- **Exercise directions**
Filter the entries below, keeping only lines with the word "text".

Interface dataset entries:
*** Block opens ***

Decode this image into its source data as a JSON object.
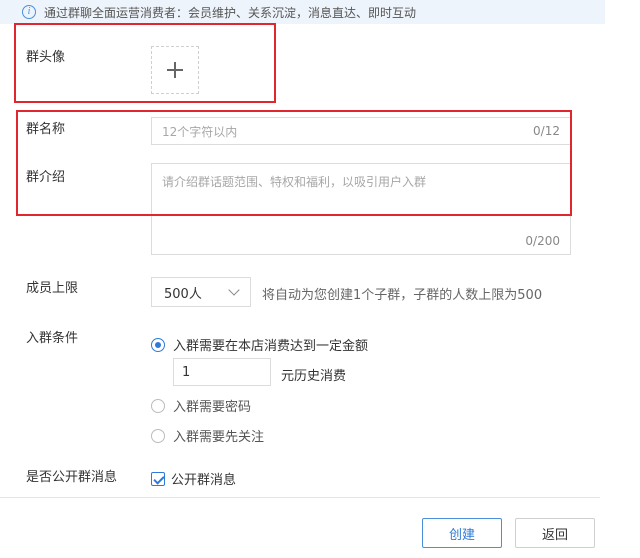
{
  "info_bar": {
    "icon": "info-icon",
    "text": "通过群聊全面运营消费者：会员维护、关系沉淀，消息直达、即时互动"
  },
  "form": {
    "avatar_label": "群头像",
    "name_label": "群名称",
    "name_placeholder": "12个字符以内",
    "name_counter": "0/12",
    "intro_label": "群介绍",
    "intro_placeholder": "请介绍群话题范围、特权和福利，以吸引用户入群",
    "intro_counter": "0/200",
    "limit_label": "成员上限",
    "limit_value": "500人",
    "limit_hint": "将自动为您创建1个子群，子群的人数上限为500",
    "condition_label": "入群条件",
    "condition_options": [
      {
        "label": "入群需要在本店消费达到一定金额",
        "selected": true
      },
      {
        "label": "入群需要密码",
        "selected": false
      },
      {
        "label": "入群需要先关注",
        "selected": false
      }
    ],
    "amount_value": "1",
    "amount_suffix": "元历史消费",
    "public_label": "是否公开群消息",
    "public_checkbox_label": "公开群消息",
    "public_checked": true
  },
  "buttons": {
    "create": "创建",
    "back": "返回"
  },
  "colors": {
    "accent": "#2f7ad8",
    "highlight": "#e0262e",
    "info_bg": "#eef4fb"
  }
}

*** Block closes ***
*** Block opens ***

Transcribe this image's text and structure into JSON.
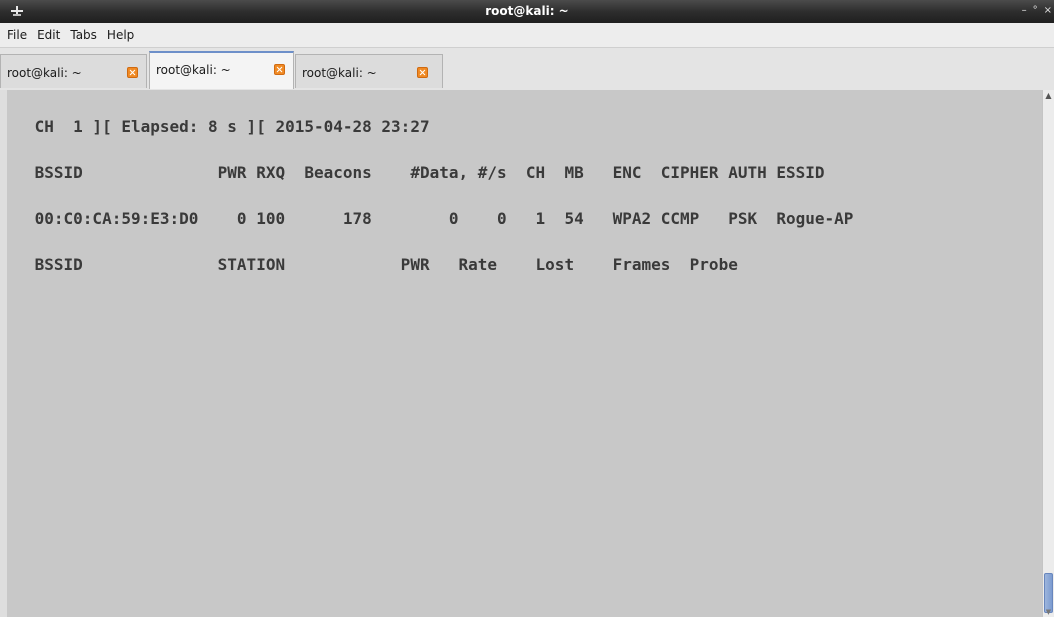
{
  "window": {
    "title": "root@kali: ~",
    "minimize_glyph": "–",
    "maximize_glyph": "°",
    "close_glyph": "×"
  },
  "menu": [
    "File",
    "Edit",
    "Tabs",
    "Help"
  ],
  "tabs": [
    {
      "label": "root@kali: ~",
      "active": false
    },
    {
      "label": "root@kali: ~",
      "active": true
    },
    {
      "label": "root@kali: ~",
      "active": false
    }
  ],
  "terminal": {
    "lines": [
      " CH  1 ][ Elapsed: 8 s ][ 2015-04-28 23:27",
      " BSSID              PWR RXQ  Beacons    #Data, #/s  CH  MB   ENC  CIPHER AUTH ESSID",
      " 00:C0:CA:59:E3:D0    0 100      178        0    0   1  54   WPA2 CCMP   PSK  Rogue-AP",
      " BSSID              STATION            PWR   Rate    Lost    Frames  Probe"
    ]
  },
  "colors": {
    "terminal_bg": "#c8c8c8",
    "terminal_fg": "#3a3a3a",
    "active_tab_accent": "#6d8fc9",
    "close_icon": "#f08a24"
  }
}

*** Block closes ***

- **Answer box**
    "text": "通过群聊全面运营消费者：会员维护、关系沉淀，消息直达、即时互动"
Transcribe this image's text and structure into JSON.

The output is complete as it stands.